# [YOUR GOAL]
Within the material below, find each line bearing the word "JSON" and present it.

DATASET RECORDS START

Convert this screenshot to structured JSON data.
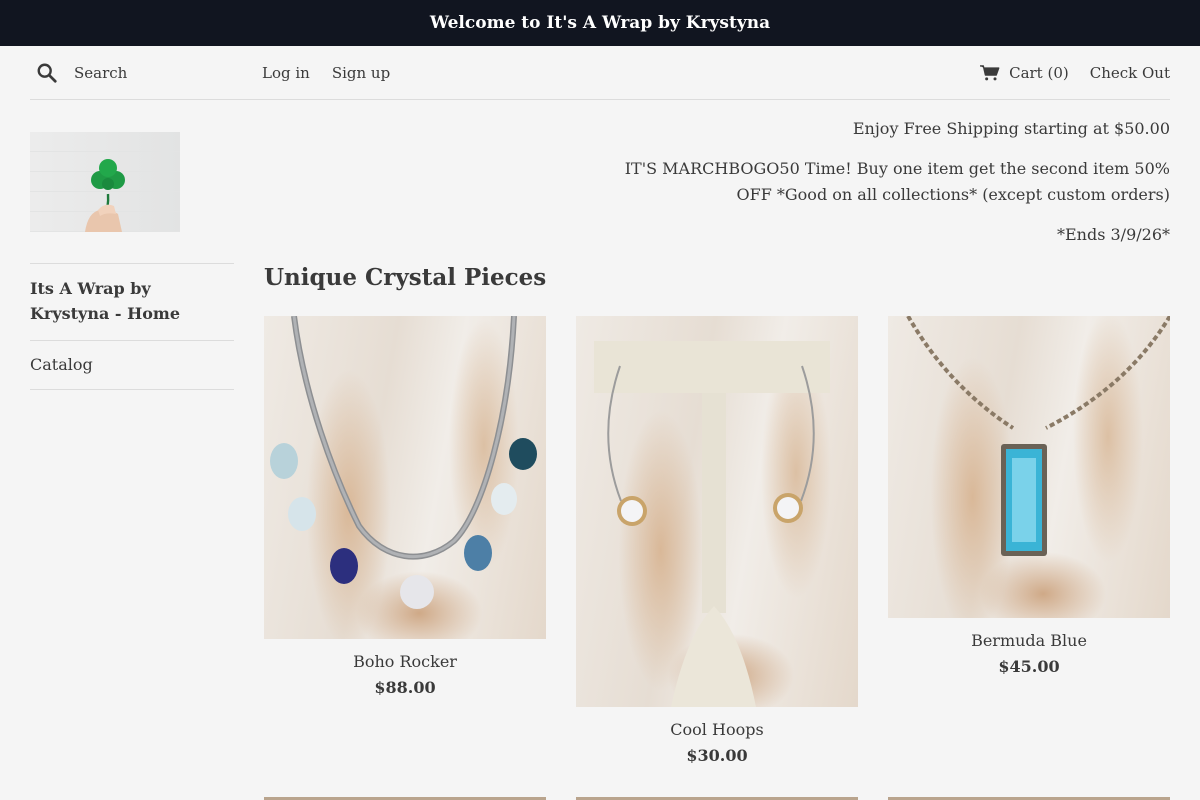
{
  "announcement": "Welcome to It's A Wrap by Krystyna",
  "header": {
    "search_placeholder": "Search",
    "login": "Log in",
    "signup": "Sign up",
    "cart": "Cart (0)",
    "checkout": "Check Out"
  },
  "sidebar": {
    "logo_alt": "shamrock logo",
    "items": [
      {
        "label": "Its A Wrap by Krystyna - Home"
      },
      {
        "label": "Catalog"
      }
    ]
  },
  "promo": {
    "line1": "Enjoy Free Shipping starting at $50.00",
    "line2": "IT'S MARCHBOGO50 Time! Buy one item get the second item 50% OFF *Good on all collections* (except custom orders)",
    "line3": "*Ends 3/9/26*"
  },
  "collection_title": "Unique Crystal Pieces",
  "products": [
    {
      "name": "Boho Rocker",
      "price": "$88.00"
    },
    {
      "name": "Cool Hoops",
      "price": "$30.00"
    },
    {
      "name": "Bermuda Blue",
      "price": "$45.00"
    }
  ],
  "colors": {
    "announcement_bg": "#111520",
    "page_bg": "#f5f5f5",
    "text": "#3a3a3a"
  }
}
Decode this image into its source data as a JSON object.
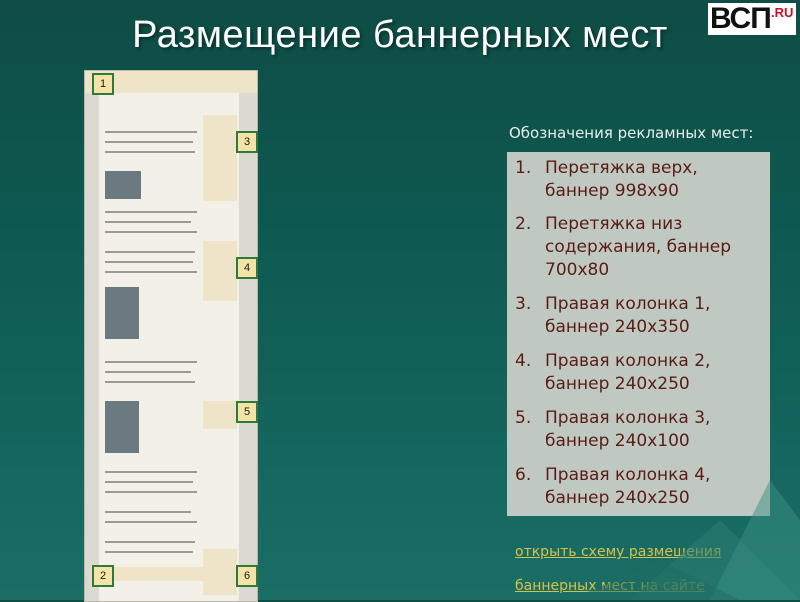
{
  "slide": {
    "title": "Размещение баннерных мест",
    "logo_text": "ВСП",
    "logo_suffix": ".RU"
  },
  "markers": [
    "1",
    "3",
    "4",
    "5",
    "2",
    "6"
  ],
  "legend": {
    "heading": "Обозначения рекламных мест:",
    "items": [
      {
        "num": "1.",
        "text": "Перетяжка верх, баннер 998х90"
      },
      {
        "num": "2.",
        "text": "Перетяжка низ содержания, баннер 700х80"
      },
      {
        "num": "3.",
        "text": "Правая колонка 1, баннер 240х350"
      },
      {
        "num": "4.",
        "text": "Правая колонка 2, баннер 240х250"
      },
      {
        "num": "5.",
        "text": "Правая колонка 3, баннер 240х100"
      },
      {
        "num": "6.",
        "text": "Правая колонка 4, баннер 240х250"
      }
    ]
  },
  "link": {
    "line1": "открыть схему размещения",
    "line2": "баннерных мест на сайте"
  },
  "colors": {
    "background": "#0d5a52",
    "title": "#ffffff",
    "legend_box": "#bfc8c1",
    "legend_text": "#5a1c14",
    "link": "#d8c14a"
  }
}
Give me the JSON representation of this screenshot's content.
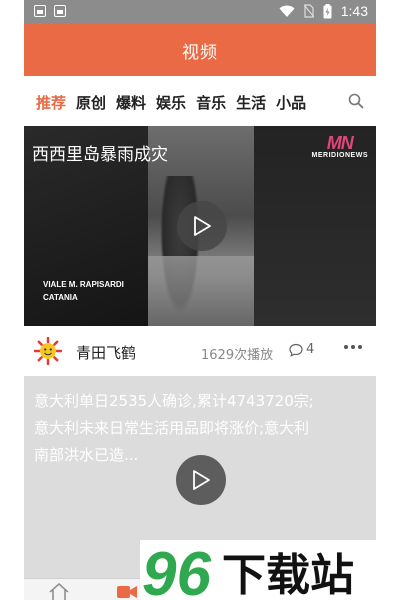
{
  "status_bar": {
    "time": "1:43"
  },
  "header": {
    "title": "视频"
  },
  "tabs": [
    {
      "label": "推荐",
      "active": true
    },
    {
      "label": "原创"
    },
    {
      "label": "爆料"
    },
    {
      "label": "娱乐"
    },
    {
      "label": "音乐"
    },
    {
      "label": "生活"
    },
    {
      "label": "小品"
    }
  ],
  "video1": {
    "title": "西西里岛暴雨成灾",
    "brand_logo": "MN",
    "brand_text": "MERIDIONEWS",
    "caption_line1": "VIALE M. RAPISARDI",
    "caption_line2": "CATANIA"
  },
  "author_row": {
    "name": "青田飞鹤",
    "plays": "1629次播放",
    "comments": "4"
  },
  "video2": {
    "text_lines": [
      "意大利单日2535人确诊,累计4743720宗;",
      "意大利未来日常生活用品即将涨价;意大利",
      "南部洪水已造..."
    ]
  },
  "watermark": {
    "number": "96",
    "text": "下载站"
  },
  "colors": {
    "accent": "#ea6a45",
    "status_bar": "#8c8c8c",
    "brand_pink": "#e0457b",
    "watermark_green": "#2fa84f"
  },
  "icons": {
    "search": "search-icon",
    "play": "play-icon",
    "comment": "comment-icon",
    "more": "more-icon",
    "home": "home-icon",
    "video": "video-icon"
  }
}
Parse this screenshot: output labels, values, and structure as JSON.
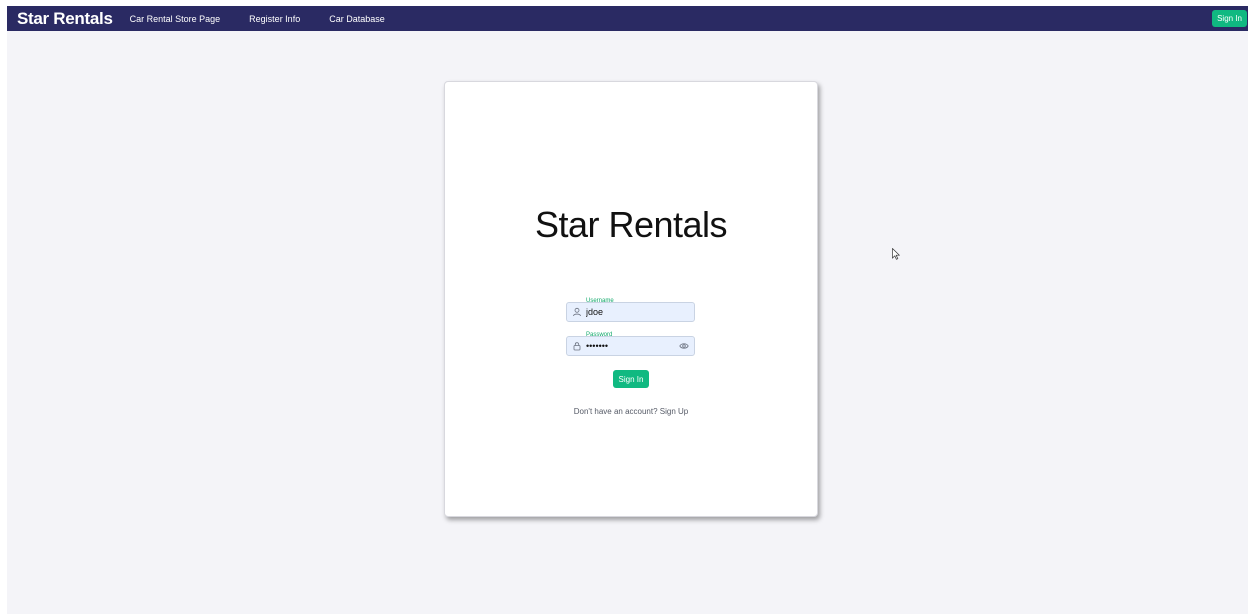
{
  "navbar": {
    "brand": "Star Rentals",
    "links": [
      "Car Rental Store Page",
      "Register Info",
      "Car Database"
    ],
    "signin_label": "Sign In"
  },
  "login": {
    "title": "Star Rentals",
    "username": {
      "label": "Username",
      "value": "jdoe"
    },
    "password": {
      "label": "Password",
      "value": "•••••••"
    },
    "submit_label": "Sign In",
    "signup_prompt": "Don't have an account?",
    "signup_link": "Sign Up"
  },
  "colors": {
    "navbar_bg": "#2a2a63",
    "accent": "#10b981",
    "field_bg": "#e8f0fe"
  }
}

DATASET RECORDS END

# [THE ANSWER]
Convert this screenshot to structured JSON data.
Decode this image into its source data as a JSON object.
Give me the JSON representation of this screenshot's content.
Parse this screenshot: output labels, values, and structure as JSON.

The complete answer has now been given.